We Risk Everything When We Risk Nothing
(originally published in NRC Handelsblad, 8/30/2014 in honor of the Veerstichting Symposium)
Somewhere along the line, Wall Street created a myth, namely that its primary function is to take big risks in a smart way. This is far from the truth. The Wall Street I know is not about taking big risks, but rather limiting them.
Nowhere is the risk-aversion of Wall Street more apparent than in the business of high-frequency trading (HFT), where high-turnover strategies that trade in milliseconds account for an estimated half of U.S. stock trading volume. High frequency trading takes the notion of risk-intolerance to an entirely new level.
High frequency traders are obsessed with eliminating potential losses. To make consistent profits, we seek to find a consistent advantage - an edge - over the market. Then we do everything we can to lock down that edge by eliminating every factor that adversely impacts performance.
High frequency traders want to mitigate, neutralize, offset the unexpected result.

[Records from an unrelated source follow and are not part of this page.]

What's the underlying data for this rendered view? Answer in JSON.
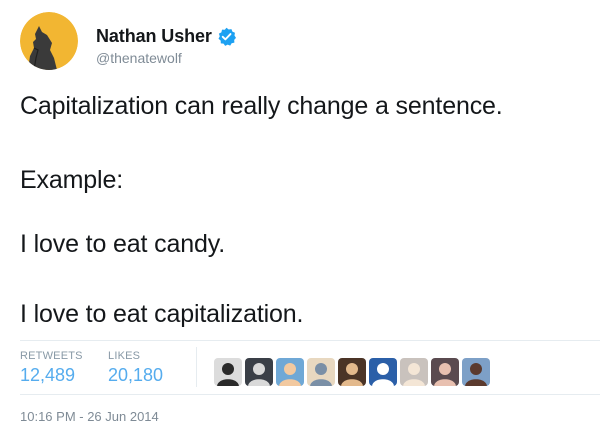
{
  "author": {
    "display_name": "Nathan Usher",
    "handle": "@thenatewolf",
    "verified": true,
    "avatar_icon": "wolf-howling-moon-icon"
  },
  "tweet": {
    "lines": [
      "Capitalization can really change a sentence.",
      "Example:",
      "I love to eat candy.",
      "I love to eat capitalization."
    ]
  },
  "stats": {
    "retweets_label": "RETWEETS",
    "retweets_value": "12,489",
    "likes_label": "LIKES",
    "likes_value": "20,180"
  },
  "likers": [
    {
      "name": "liker-avatar-1",
      "bg": "#dcdcdc",
      "fg": "#2a2a2a"
    },
    {
      "name": "liker-avatar-2",
      "bg": "#3a3f47",
      "fg": "#d9d9d9"
    },
    {
      "name": "liker-avatar-3",
      "bg": "#6fa8d6",
      "fg": "#f2c9a0"
    },
    {
      "name": "liker-avatar-4",
      "bg": "#e8d8c0",
      "fg": "#7a8fa6"
    },
    {
      "name": "liker-avatar-5",
      "bg": "#4b3426",
      "fg": "#e3b98c"
    },
    {
      "name": "liker-avatar-6",
      "bg": "#2b5fa8",
      "fg": "#ffffff"
    },
    {
      "name": "liker-avatar-7",
      "bg": "#c9c2bd",
      "fg": "#f4e6d6"
    },
    {
      "name": "liker-avatar-8",
      "bg": "#5a4a4f",
      "fg": "#e8c0b0"
    },
    {
      "name": "liker-avatar-9",
      "bg": "#7da0c7",
      "fg": "#5b3a2e"
    }
  ],
  "timestamp": "10:16 PM - 26 Jun 2014",
  "colors": {
    "link_blue": "#55acee",
    "verified_blue": "#1da1f2",
    "secondary_text": "#7f8b96",
    "avatar_moon": "#f2b632"
  }
}
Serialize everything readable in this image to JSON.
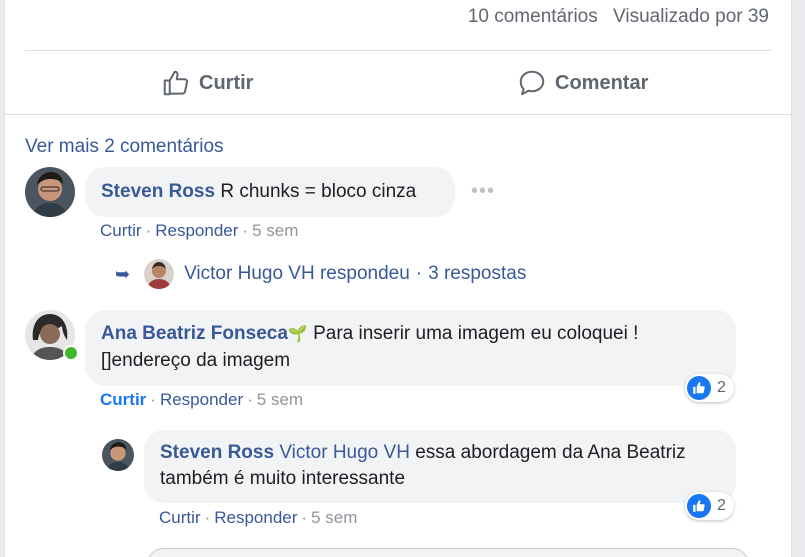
{
  "stats": {
    "comments": "10 comentários",
    "seen_by": "Visualizado por 39"
  },
  "actions": {
    "like": "Curtir",
    "comment": "Comentar"
  },
  "more_comments": "Ver mais 2 comentários",
  "comments": [
    {
      "author": "Steven Ross",
      "text": "R chunks = bloco cinza",
      "like": "Curtir",
      "reply": "Responder",
      "time": "5 sem",
      "replies_summary": {
        "author": "Victor Hugo VH",
        "action": "respondeu",
        "count": "3 respostas"
      }
    },
    {
      "author": "Ana Beatriz Fonseca",
      "badge": "🌱",
      "text": "Para inserir uma imagem eu coloquei ![]endereço da imagem",
      "like": "Curtir",
      "reply": "Responder",
      "time": "5 sem",
      "reaction_count": "2",
      "online": true
    }
  ],
  "reply": {
    "author": "Steven Ross",
    "mention": "Victor Hugo VH",
    "text": "essa abordagem da Ana Beatriz também é muito interessante",
    "like": "Curtir",
    "reply": "Responder",
    "time": "5 sem",
    "reaction_count": "2"
  },
  "icons": {
    "like": "thumbs-up-icon",
    "comment": "speech-bubble-icon",
    "reply_arrow": "reply-arrow-icon",
    "more": "more-options-icon"
  },
  "colors": {
    "link": "#385898",
    "like_blue": "#1877f2",
    "online": "#42b72a"
  }
}
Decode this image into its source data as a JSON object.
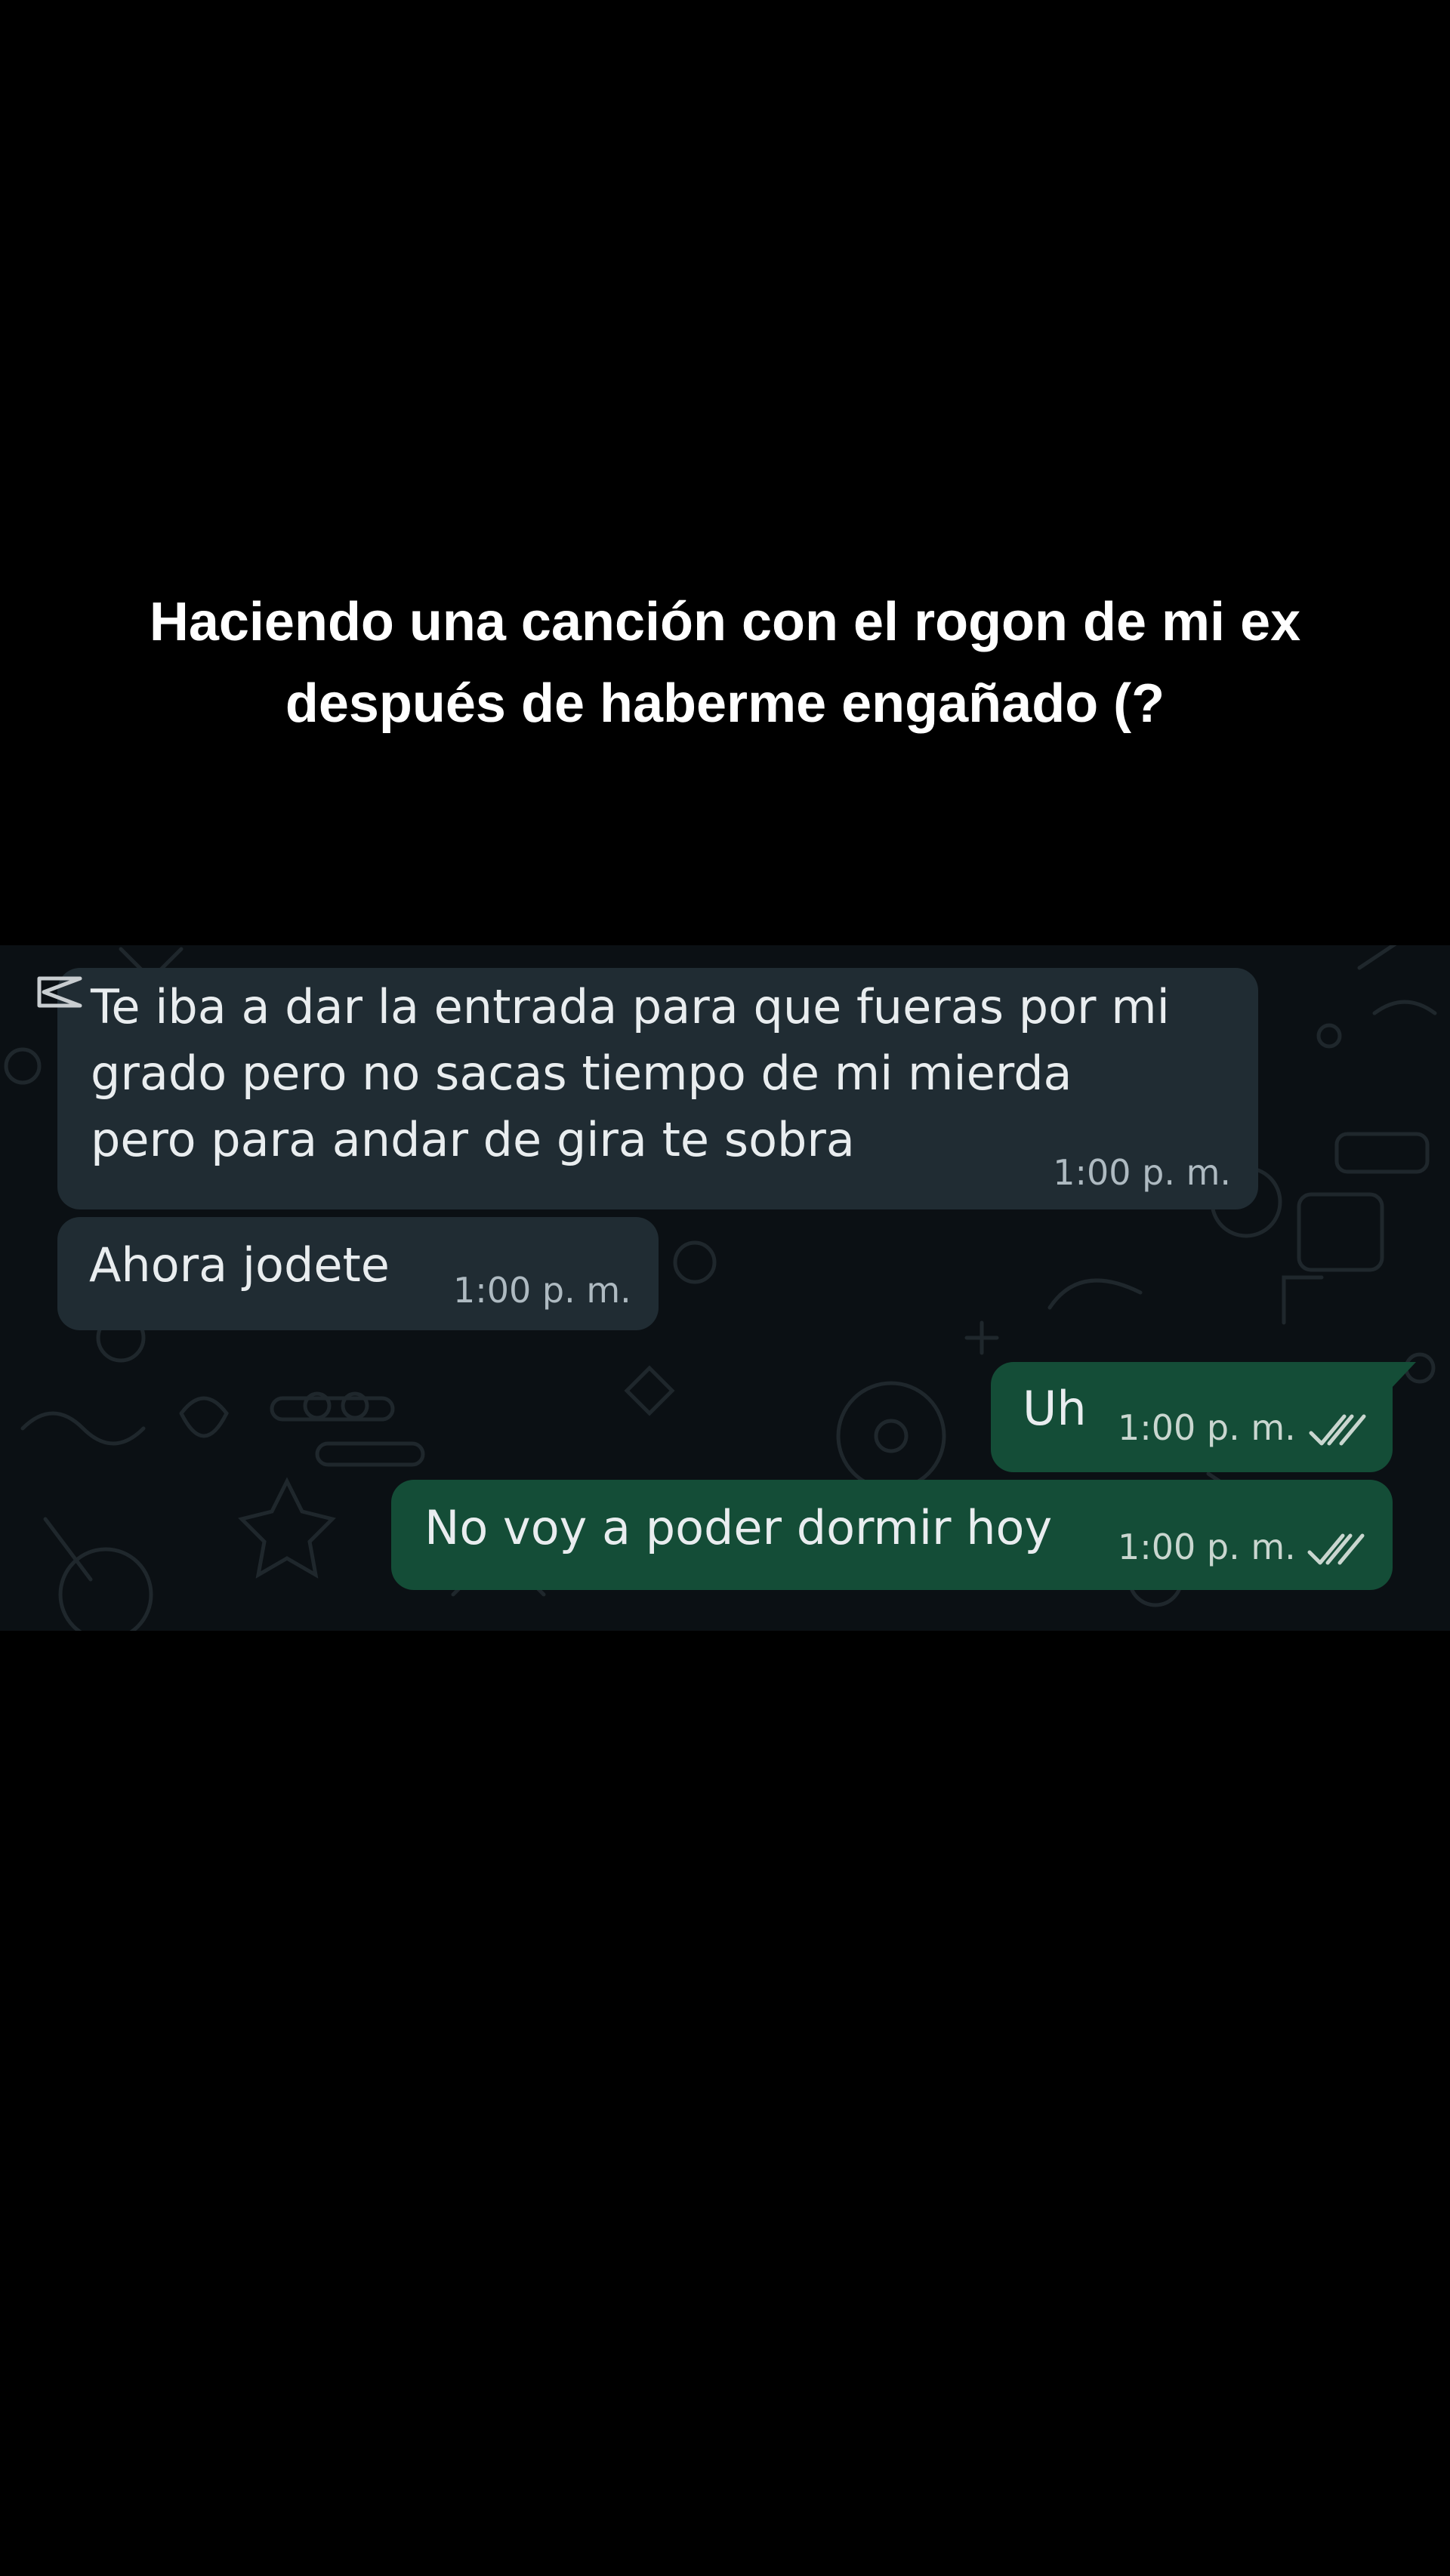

We talk about "bleeding" risks into the market, which means hedging our bets or simply "flipping" out of trading positions altogether. Often we hold risks for less than a second. In the high-frequency trading space, risk is the enemy.
It is in the HFT space where I have made my mark, evolving from an executive and practitioner into a critic and whistleblower. Three years ago, I went to regulators with allegations that exchanges accommodated HFTs with features that served to supercharge their profits. More recently, the Wall Street Journal reported that a major exchange is in settlement talks with regulators in connnection with these concerns.
How did the HFT industry get to a point where public, regulatory, and legal action has culminated in what is commonly referred to in the U.S. as a "market structure crisis"? I think the answer is based in the very way the HFT industry thinks about risk.
In an effort to get an edge over the market while minimizing the potential for loss, HFTs took significant regulatory risks in order to reduce more readily-observable trading risks. HFTs increasingly focused on cheats, exploits, and regulatory circumvention in order get an edge over the competition and the public customer.
For-profit exchanges were an essential part of the process, assisting high-frequency traders in circumventing the very regulations that exchanges were mandated to protect. Collectively the array of advantages afforded to HFTs by were referred to by exchange insiders as "guaranteed economics."
As the HFT industry evolved, it became more of a risk not to use the unfair advantages. And now with mounting regulatory and legal actions, it appears the industry will be paying the price for its obsession with generating near-riskless profits through artificial means.
What lessons might be learned from the unnatural and unwarranted growth of the HFT industry? I think the answer also centers around the concept of risk, and specifically in how our collective society responds to the symptoms of systemic risk.
Clearly, with regard to high-frequency trading practices, we were not vigilant. Perhaps it was because we found vigilance to be an inconvenience, especially with regard to the obscure topic of how the plumbing of our markets function.
The complexity of our global interconnected systems can be overwhelming, and most of us often assume the there is some higher authority that is much more qualified to address the problems we see. And then we wait until things worsen.
Most of us assume that we are not qualified enough or not powerful enough to challenge the status quo. We rely on authority to address the systemic flaws in our society. And this is perhaps our greatest mistake.
From internet privacy, to cybercrime, to high frequency trading, we just assume there is someone smarter out there whose job it is to take care of the collective good. However, my personal experience tells me that this it is exactly the sort of myth that got us into this predicament.
As a whistleblower, I have learned that the greatest risk is to our collective prosperity is our unwillingness to take risks to confront the visible failures of the systems we depend on. Most often, it appears that we are all equally fearful that we might change things for the worse in our attempt to change things for the better. And hence we do nothing.
If we indeed want to fulfill our societal ideals, we need to have the risk-tolerance to assert our own collective authority as a democracy over the very systems we rely on, especially when we all clearly have the sense that things have badly veered off course.
If we want to find the right way forward for the collective good, we need to challenge the complex systems upon which we depend through our own vigilance, unafraid of the backlash that comes because we are proven wrong or, even worse, proven right.
In a sense, we must all become whistleblowers, alerting one another to the systemic risks to which our interconnected societies are exposed, whether it is an encroachment on civil rights and privacy, criminal and fraudulent activity, or the greater issues of doctrines of hate and threats to the democratic process.
From the perspective of a whistle-blower that has successfully assisted in addressing systemic flaws in our global marketplace, I can tell you with complete certainty that with regard to the complexity of our global society and its systems of governance and technology there is no absolute authority.
When one realizes that in the absence of absolute authority that it not only a right, but a moral and ethical obligation to work to change the world that is into the world that should be, then one finds oneself at a new starting point of uncertainty, proverbially with one foot dangling over the precipice.
And suppose we do indeed find the courage to take one more step forward based purely on our own conviction that we can make meaningful change; then perhaps it is because we understand that in this complex and uncertain world, our greatest risk is that we each risk nothing.